AI industry watchers and ZDNet readers know Nvidia has become a juggernaut in the world of GPU-based deep learning and artificial intelligence (AI). And today, NVIDIA CEO Jensen Huang is using his keynote at the company’s GPU Technology Conference (GTC) event to announce significant improvements to NVIDIA’s GPU hardware and platform performance.
NVIDIA also has news in the area of autonomous vehicles and professional visualization (read: graphics) and my ZDNet colleague Asha McLean has all the details on those two fronts:
This post, meanwhile will focus on NVIDIA’s AI/deep learning-related announcements, which fall into three areas:
- Upgrades to the Tesla V100 data center GPU platform (and hardware products based on it)
- Software improvements that boost performance of GPU-accelerated deep learning-based inference
- A new partnership with ARM that will integrate Nvidia Deep Learning Accelerator technology into ARM-based IoT chips
Double your pleasure
The really big news is in the core technology itself: Tesla V100 GPUs will now be equipped with 32GB of memory, which doubles the previous 16GB capacity. More memory means more larger, deeper deep learning models can be accommodated, which in turn means greater accuracy in the models’ predictive power.
The new GPU technology is being made available immediately on Nvidia’s own DGX systems. Additionally, OEMs Cray, HP Enterprise, IBM, Lenovo, Supermicro and Tyan will be rolling it out in their own products during the second quarter of the 2018 calendar year.
New GPU switching and a 2 PF server
A second major plank in the improved platform is the introduction of NVSwitch, a scaling up of Nvidia’s NVLink interconnect technology, which Nvidia says offers 5x the bandwidth of even the best PCIe-based switches, allowing more GPUs to be interconnected. As a result, bigger data sets can be accommodated and neural nets can be trained in a parallelized fashion.
The 32GB GPU and NVSwitch announcements are impressive individually. But the technologies are being combined in an upgrade to Nvidia’s DGX-1 server. The new server, dubbed (reasonably enough) DGX-2, sports 16 of the new V100 GPUs for a total of 512GB of memory, which all 16 GPUs share as a single memory space, thanks to NVSwitch. Nvidia says the DGX-2 is the world’s first 2 PetaFLOP (2 x 10^15 floating point operations per second) system and “is purpose-built for data scientists pushing the outer limits of deep learning research and computing.”
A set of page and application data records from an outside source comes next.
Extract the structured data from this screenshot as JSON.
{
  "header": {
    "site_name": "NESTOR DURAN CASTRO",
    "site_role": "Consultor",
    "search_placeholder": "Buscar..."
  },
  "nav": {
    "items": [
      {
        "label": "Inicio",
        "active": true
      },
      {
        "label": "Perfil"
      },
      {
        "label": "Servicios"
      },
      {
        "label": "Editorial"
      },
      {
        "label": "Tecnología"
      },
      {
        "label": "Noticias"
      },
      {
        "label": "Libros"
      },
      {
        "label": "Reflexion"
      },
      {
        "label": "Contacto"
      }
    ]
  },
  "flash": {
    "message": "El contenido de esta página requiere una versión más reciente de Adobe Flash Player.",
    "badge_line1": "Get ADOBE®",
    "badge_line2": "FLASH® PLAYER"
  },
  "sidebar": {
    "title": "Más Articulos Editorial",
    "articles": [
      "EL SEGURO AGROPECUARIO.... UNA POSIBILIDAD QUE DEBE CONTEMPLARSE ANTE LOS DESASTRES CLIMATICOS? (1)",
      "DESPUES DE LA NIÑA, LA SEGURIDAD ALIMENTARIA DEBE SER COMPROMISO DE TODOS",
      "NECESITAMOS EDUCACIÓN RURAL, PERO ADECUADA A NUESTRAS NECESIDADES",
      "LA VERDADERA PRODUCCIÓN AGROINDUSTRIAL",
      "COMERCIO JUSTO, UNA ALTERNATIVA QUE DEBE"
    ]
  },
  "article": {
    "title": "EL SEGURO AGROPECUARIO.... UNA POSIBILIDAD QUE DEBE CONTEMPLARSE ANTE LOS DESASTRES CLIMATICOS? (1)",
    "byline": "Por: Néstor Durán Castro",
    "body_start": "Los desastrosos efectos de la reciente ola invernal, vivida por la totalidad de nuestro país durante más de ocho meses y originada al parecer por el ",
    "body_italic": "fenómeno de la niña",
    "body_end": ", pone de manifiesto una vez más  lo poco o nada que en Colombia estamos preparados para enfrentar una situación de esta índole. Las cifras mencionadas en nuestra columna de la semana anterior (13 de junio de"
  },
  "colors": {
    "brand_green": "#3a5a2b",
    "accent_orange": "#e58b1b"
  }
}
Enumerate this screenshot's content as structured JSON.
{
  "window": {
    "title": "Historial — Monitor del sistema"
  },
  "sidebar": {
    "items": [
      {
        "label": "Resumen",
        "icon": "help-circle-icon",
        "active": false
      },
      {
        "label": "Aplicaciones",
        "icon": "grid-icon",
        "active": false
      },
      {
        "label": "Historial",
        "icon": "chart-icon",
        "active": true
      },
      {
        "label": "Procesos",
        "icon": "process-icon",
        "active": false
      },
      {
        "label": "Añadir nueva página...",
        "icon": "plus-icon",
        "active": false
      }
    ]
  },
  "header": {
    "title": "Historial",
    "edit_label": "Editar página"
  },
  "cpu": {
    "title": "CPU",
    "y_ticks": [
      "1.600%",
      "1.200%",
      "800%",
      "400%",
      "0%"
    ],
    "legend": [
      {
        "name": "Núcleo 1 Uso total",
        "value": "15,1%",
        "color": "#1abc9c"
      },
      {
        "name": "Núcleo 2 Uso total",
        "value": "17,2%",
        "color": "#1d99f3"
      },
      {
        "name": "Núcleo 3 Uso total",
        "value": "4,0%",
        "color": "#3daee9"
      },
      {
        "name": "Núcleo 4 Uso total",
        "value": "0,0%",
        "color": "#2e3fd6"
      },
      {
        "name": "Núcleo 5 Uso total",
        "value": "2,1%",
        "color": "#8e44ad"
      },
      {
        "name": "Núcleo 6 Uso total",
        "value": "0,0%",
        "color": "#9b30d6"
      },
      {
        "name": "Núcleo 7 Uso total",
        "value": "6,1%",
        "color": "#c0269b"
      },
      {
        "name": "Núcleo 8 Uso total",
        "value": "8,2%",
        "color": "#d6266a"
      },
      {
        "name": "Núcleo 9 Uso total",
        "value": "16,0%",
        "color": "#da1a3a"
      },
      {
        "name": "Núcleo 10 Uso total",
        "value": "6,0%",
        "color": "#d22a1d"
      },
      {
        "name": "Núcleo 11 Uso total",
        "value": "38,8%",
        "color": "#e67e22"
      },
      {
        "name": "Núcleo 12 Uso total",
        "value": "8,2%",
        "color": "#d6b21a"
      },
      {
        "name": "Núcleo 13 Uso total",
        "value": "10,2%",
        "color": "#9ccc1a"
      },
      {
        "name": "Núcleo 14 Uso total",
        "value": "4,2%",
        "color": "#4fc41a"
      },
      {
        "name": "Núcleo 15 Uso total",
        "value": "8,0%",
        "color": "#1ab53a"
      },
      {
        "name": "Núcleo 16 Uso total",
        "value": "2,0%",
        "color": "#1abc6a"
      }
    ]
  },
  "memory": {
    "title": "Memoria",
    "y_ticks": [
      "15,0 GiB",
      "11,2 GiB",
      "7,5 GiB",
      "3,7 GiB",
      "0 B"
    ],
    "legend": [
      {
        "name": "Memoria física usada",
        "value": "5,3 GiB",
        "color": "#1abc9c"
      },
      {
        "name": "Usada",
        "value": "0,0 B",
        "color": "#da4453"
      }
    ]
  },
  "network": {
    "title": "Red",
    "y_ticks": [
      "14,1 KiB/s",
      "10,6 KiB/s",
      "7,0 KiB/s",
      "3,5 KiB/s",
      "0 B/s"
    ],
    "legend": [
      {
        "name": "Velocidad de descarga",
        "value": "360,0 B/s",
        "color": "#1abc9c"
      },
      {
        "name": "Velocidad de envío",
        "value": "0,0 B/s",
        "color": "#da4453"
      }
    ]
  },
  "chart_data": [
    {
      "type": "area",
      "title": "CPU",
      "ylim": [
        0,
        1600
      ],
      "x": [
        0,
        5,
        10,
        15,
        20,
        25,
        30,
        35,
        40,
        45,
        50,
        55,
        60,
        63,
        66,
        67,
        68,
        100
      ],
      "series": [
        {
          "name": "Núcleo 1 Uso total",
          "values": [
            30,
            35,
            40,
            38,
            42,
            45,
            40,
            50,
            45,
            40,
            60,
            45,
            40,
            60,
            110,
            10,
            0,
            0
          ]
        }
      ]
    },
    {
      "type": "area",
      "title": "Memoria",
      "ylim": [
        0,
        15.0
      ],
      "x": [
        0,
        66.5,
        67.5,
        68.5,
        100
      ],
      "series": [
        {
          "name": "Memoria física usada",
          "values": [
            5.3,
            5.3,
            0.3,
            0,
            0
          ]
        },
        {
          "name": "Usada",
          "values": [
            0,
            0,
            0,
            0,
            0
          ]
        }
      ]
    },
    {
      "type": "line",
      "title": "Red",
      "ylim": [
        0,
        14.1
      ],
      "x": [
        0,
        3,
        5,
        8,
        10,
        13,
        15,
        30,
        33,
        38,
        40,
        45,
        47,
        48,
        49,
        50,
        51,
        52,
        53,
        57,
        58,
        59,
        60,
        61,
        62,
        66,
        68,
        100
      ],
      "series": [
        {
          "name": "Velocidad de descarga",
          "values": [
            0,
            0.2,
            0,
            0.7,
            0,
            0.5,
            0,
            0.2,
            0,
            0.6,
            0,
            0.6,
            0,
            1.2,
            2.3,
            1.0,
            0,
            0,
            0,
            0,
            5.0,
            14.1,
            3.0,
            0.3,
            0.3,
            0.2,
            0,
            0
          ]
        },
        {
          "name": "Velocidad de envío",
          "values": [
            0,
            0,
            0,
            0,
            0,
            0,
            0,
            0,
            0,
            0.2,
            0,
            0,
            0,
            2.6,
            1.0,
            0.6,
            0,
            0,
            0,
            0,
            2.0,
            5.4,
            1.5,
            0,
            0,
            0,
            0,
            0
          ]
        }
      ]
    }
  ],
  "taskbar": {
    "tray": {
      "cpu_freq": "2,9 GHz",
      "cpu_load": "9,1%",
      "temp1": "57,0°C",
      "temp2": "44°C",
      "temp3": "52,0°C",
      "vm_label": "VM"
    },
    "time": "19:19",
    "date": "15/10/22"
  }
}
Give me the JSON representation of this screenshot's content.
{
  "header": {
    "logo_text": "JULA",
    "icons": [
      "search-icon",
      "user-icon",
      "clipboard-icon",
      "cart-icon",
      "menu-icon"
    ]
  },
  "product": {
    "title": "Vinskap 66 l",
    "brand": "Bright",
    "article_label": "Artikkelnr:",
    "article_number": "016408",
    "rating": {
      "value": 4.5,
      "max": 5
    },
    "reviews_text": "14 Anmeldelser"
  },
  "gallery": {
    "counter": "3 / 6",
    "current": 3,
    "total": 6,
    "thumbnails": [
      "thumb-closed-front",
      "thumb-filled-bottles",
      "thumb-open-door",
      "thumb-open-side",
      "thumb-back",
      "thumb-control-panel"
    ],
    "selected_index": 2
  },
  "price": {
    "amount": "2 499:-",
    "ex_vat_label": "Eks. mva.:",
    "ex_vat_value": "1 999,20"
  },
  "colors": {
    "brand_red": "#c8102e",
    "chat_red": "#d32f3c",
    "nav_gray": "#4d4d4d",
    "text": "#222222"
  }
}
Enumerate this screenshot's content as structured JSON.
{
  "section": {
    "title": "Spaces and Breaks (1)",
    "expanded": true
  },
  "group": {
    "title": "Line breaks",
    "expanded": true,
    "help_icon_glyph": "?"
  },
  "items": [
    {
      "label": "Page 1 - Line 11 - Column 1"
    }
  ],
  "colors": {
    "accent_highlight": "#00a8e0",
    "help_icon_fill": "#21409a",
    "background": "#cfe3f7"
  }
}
Beyond deep-learning applications, the new 32GB GPUs work well in a variety of of high-performance computing (HPC) scenarios. To that end, Nvidia is updating its CUDA, TensorRT, NCCL and cuDNN software as well as its Isaac robotics SDK.
The aforementioned TensorRT software, is a deep learning inference optimizer and runtime. TensorRT 4, the updated version, provides up to 190x faster performance than CPU-based inference, according to Nvidia.
The company has also been working to integrate TensorRT with the major deep learning frameworks, including Google’s TensorFlow, Microsoft’s CNTK, Facebook’s Caffe 2 and other ONNX frameworks like Chainer, Apache MXNet and PyTorch. Nvidia and Google are announcing that they have integrated Tensor RT into TensorFlow 1.7, delivering 8x higher inference throughput compared to regular GPU execution.
A leg up, with ARM
The last piece of NVIDIA AI-related news concerns the company’s new partnership with another chip industry heavyweight: ARM. Nvidia’s Deep Learning Accelerator (NVDLA), which the company open sourced in October of last year, is being integrated into the ARM Project Trillium machine learning platform, and onto its chip designs for edge devices.
ARM doesn’t make chips; rather, it licenses chip designs to chip manufacturers. Integration of NVDLA into Trillium means that a vast array of Internet of Things (IoT) devices stand to benefit from NVDLA’s performance optimizations, which will facilitate high-performance AI in IoT and other edge devices. AI at the edge vastly reduces data movement and makes IoT devices more intelligent.
Bill of Materials
This post, as with previous ones I’ve written on Nvidia, is a quite the laundry list of new features and technologies. I prefer to imbue news-driven posts with a little more background and analysis than I’ve had time and room to provide here. That’s somewhat of a reflection, though, of what’s happening in GPU land: rapidly improving hardware, pioneering ecosystem partnerships, requiring a bunch of effort just to understand what all these new developments are, let alone what they mean.
Nvidia is wisely taking as much territory and market share as it can. Eventually, its primacy will be institutionalized and we’ll be able to slow down and watch all this cool stuff get applied in Enterprise scenarios. Until then, we just have to keep up with the news.